An Ancient Experiment

Three or four times a month, when the need for healing within the community builds, the Kung light a huge fire and the dance begins. The acknowledged healers of the tribe, those with the strongest healing energy, do the dancing. The rest of the people sit in circles, making music and singing special healing songs. For hour after hour, the healers will dance around the fire, ever faster, the intensity building. They dance so hard and so long that they wear a groove, and then a circular ditch into the earth.

Finally, after many hours, a moment arrives when the dancers’ healing energy becomes so strong that their dancing around the fire becomes a dancing into the fire. One dancer steps into and through the flames, while others stoop to pick coals up in their hands and rub them into their chests, showering coals about their heads and dancing ever more ecstatically, ever more feverishly. Eventually, they reach a climax and the dancers gradually slow, collapsing into a state of trance, prayer, reverence, and awe. They pour healing energy out to the members of the community who need it most.

Then, almost on the second of midnight, the hero of the dance, Nxou’s slender and comely uncle, suddenly found fire the way it was meant to be found. He knelt down reverently beside it, the singing died away in one last sob of utter exhaustion, the dancers sank to the earth while the man picked up the coals in his naked hands and arose to scatter them far and wide for all the earth to share . . . —Laurens van der Post

The firewalker tests the hypothesis that if he observes specific preparations, he can walk on the fire without burning. After the walk, the firewalker has unambiguous data to consider — pain or no pain, burn or no burn, injury or no injury — which lead in turn to a confirmation of the original hypothesis, or to a need to develop a new one.

For instance, if you were an Anastenaride, you would believe in a world created by the Christian God and governed to some extent by the living presence of saints. Further, you would believe that if you properly engaged the spirits of Saint Constantine and Saint Helen, through a day-long ritual culminating in total abandonment to trance-inducing ecstatic dance, then the powerful healing presence of Saint Constantine would possess you and enable you to dance on a bed of hot coals for an hour without burning. If you then followed that formula, year after year after year, attaining the same basic results, you would have proven to your satisfaction some basic laws about the nature of your world.

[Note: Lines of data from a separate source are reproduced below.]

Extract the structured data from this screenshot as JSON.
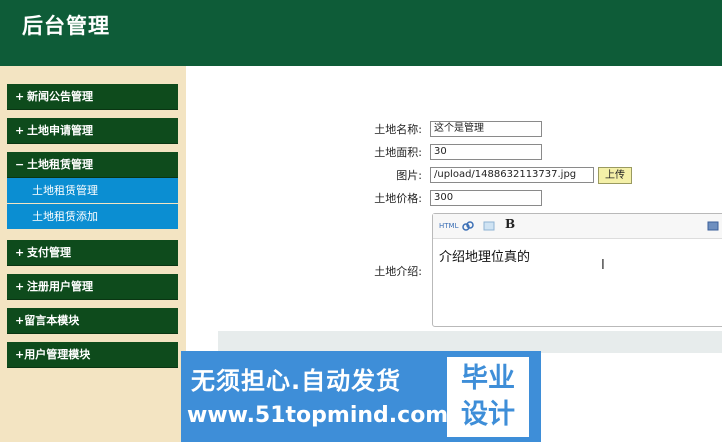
{
  "header": {
    "title": "后台管理"
  },
  "sidebar": {
    "items": [
      {
        "sign": "+",
        "label": "新闻公告管理"
      },
      {
        "sign": "+",
        "label": "土地申请管理"
      },
      {
        "sign": "−",
        "label": "土地租赁管理",
        "sub": [
          "土地租赁管理",
          "土地租赁添加"
        ]
      },
      {
        "sign": "+",
        "label": "支付管理"
      },
      {
        "sign": "+",
        "label": "注册用户管理"
      },
      {
        "sign": "+",
        "label": "留言本模块"
      },
      {
        "sign": "+",
        "label": "用户管理模块"
      }
    ]
  },
  "form": {
    "name_label": "土地名称:",
    "name_value": "这个是管理",
    "area_label": "土地面积:",
    "area_value": "30",
    "image_label": "图片:",
    "image_value": "/upload/1488632113737.jpg",
    "upload_label": "上传",
    "price_label": "土地价格:",
    "price_value": "300",
    "intro_label": "土地介绍:",
    "intro_value": "介绍地理位真的",
    "toolbar_icons": [
      "html-icon",
      "link-icon",
      "image-icon",
      "bold-icon",
      "fullscreen-icon"
    ]
  },
  "watermark": {
    "line1": "无须担心.自动发货",
    "line2": "www.51topmind.com",
    "badge_line1": "毕业",
    "badge_line2": "设计"
  }
}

The fact that you could walk without burning would tell you that human beings can creatively influence the emergence of miracles. The fact that dancers sometimes get burned (one Anastenaride speaks of being so badly burned—a sign to him of imperfect faith—that he vowed, and deeply regretted, that he would never dance on the fire again) would tell you never to take the process lightly, that you can always more, and that limitations exist, even to the powers of Saints.

For most of the world's firewalkers, the firewalk serves as a method for testing their beliefs about the nature of reality and for gathering data upon which to base future actions.

Dancing with the Fire

Unless otherwise noted, all text is from the book, Dancing With the Fire (Bear & Co, 1989), by Michael Sky.